I am experimenting with a couple wood stove comments from J. Falk at Trailgear.org. He has plans available on his website to make your own wood stoves. I made both his compact wood stove and his bushwhacker wood gase stove. I have not decided if I will be bringing both of these or just pick one and run with it. I ultimately would like to go with using wood for all my cooking as it eliminates the need to bring along fuel of any kind. The only thing I would bring is some goods to aid in fire-starting. This is also something I will be experimenting with on this trip. I am very confident in my fire-starting ability, I am just trying to find ways to speed up the process. I will blog more about this another time.
On my last winter trip (10 years ago), I was far from being ultralight and would venture to guess I had close to 60-70 lbs of gear. I had a Lowe Alpine Contour IV 90+15L backpack and a tobaggen that had gear on it. Now that I think about it, it was probably much more than 70 lbs, maybe even approaching 100 lbs. I weighed most of that gear just out of curiousity, so I should go back and add it up some time.
As posted, my base pack weight is 12 lbs 3 oz and the base pulk weight is 22 lbs 7 oz. These really are not bad weights in themselves for winter camping, but if I could eliminate the hassle of the pulk, that would be nice. On the flip side, if I can put all the weight in the pulk, it would save getting my back all sweaty which is inevitable for me.
In reviewing my list posted in the right hand column, I could remove the following things from the list and drop significant weight:
1. Just use snowshoes and leave skis at home. (-8 lbs 8 oz) Is it realistic that we will be able to use the skis with much success on the SHT in terms of giving us that much of a speed advantage? From my experience hiking it, probably not. If we were going into the BWCA, it would be much more reasonable to bring skis and leave the snowshoes at home. Skis would be great for going across lakes or open areas of which the SHT is neither.

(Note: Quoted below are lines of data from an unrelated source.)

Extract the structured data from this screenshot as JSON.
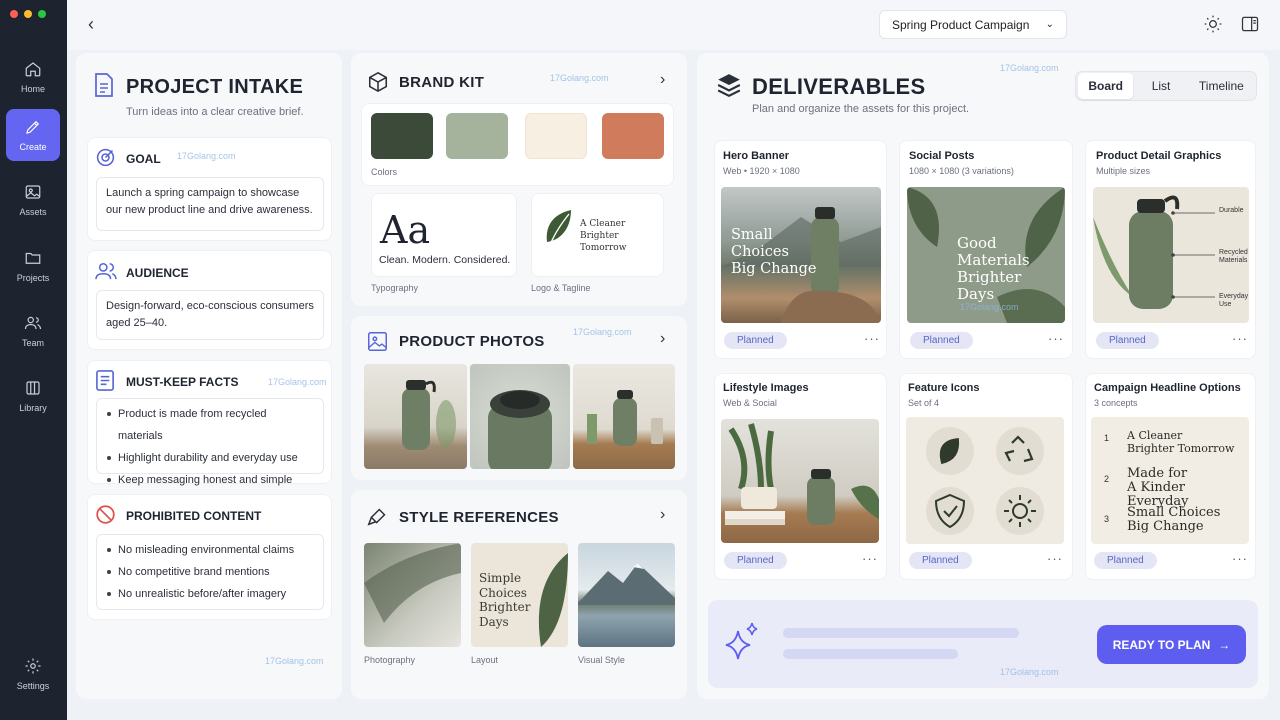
{
  "rail": {
    "items": [
      {
        "label": "Home",
        "icon": "home-icon"
      },
      {
        "label": "Create",
        "icon": "pencil-icon"
      },
      {
        "label": "Assets",
        "icon": "image-icon"
      },
      {
        "label": "Projects",
        "icon": "folder-icon"
      },
      {
        "label": "Team",
        "icon": "users-icon"
      },
      {
        "label": "Library",
        "icon": "library-icon"
      }
    ],
    "settings": "Settings"
  },
  "topbar": {
    "campaign": "Spring Product Campaign"
  },
  "intake": {
    "title": "PROJECT INTAKE",
    "subtitle": "Turn ideas into a clear creative brief.",
    "goal_title": "GOAL",
    "goal_text": "Launch a spring campaign to showcase our new product line and drive awareness.",
    "audience_title": "AUDIENCE",
    "audience_text": "Design-forward, eco-conscious consumers aged 25–40.",
    "facts_title": "MUST-KEEP FACTS",
    "facts": [
      "Product is made from recycled materials",
      "Highlight durability and everyday use",
      "Keep messaging honest and simple"
    ],
    "prohibited_title": "PROHIBITED CONTENT",
    "prohibited": [
      "No misleading environmental claims",
      "No competitive brand mentions",
      "No unrealistic before/after imagery"
    ]
  },
  "brand": {
    "title": "BRAND KIT",
    "colors_label": "Colors",
    "colors": [
      "#3c4a3a",
      "#a6b39c",
      "#f6efe2",
      "#cf7b5c"
    ],
    "type_sample": "Aa",
    "type_tagline": "Clean. Modern. Considered.",
    "typography_label": "Typography",
    "logo_line1": "A Cleaner",
    "logo_line2": "Brighter Tomorrow",
    "logo_label": "Logo & Tagline"
  },
  "photos": {
    "title": "PRODUCT PHOTOS"
  },
  "style": {
    "title": "STYLE REFERENCES",
    "layout_text": [
      "Simple",
      "Choices",
      "Brighter",
      "Days"
    ],
    "labels": [
      "Photography",
      "Layout",
      "Visual Style"
    ]
  },
  "deliverables": {
    "title": "DELIVERABLES",
    "subtitle": "Plan and organize the assets for this project.",
    "tabs": [
      "Board",
      "List",
      "Timeline"
    ],
    "status": "Planned",
    "items": [
      {
        "title": "Hero Banner",
        "sub": "Web • 1920 × 1080",
        "overlay": [
          "Small",
          "Choices",
          "Big Change"
        ]
      },
      {
        "title": "Social Posts",
        "sub": "1080 × 1080 (3 variations)",
        "overlay": [
          "Good",
          "Materials",
          "Brighter",
          "Days"
        ]
      },
      {
        "title": "Product Detail Graphics",
        "sub": "Multiple sizes",
        "callouts": [
          "Durable",
          "Recycled Materials",
          "Everyday Use"
        ]
      },
      {
        "title": "Lifestyle Images",
        "sub": "Web & Social"
      },
      {
        "title": "Feature Icons",
        "sub": "Set of 4"
      },
      {
        "title": "Campaign Headline Options",
        "sub": "3 concepts",
        "headlines": [
          {
            "n": "1",
            "l1": "A Cleaner",
            "l2": "Brighter Tomorrow"
          },
          {
            "n": "2",
            "l1": "Made for",
            "l2": "A Kinder Everyday"
          },
          {
            "n": "3",
            "l1": "Small Choices",
            "l2": "Big Change"
          }
        ]
      }
    ],
    "ready": "READY TO PLAN"
  },
  "watermark": "17Golang.com"
}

2. Leave shovel at home. (-1 lb 4 oz) Can I use my snowshoes as a shovel if needed? The shovel would really be for fun if we brought it, as it's not really a need. I'm sure my brother will be using a pulk, so we can lash it to that if we want to bring it.
3. Leave Bushwhacker Stove at home (-8 oz). I can always test this out on another trip or in my back yard. The Compact Wood Stove will probably be the ticket for winter camping as constant feeding of the stove will be necessary when melting snow for water. This is not as easy with the Bushwhacker Stove the way it is designed. The Bushwhacker Stove will be a much more efficient stove for conditions when melting snow is not necessary.
What would this accomplish? The Pulk is no longer necessary... Subtracting the weight of the Pulk and associated stuff sacks (~9 lbs) and it brings my base pack weight down to 19 lbs 11 oz. This is really pretty decent for a winter set-up! I will work on getting this gear list posted as this is probably the direction I will be heading... I have posted this updated list in the right-hand column as well.
My ULA Ohm backpack is designed for weights less than 30 lbs, so it is my goal to stay well under that including consumables. This is easily manageable although I am more concerned about the bulk of the winter insulation and the pyramid tarp as this may fill up my pack quicker than I would like. I will have to check to see how full my pack gets with this gear set-up...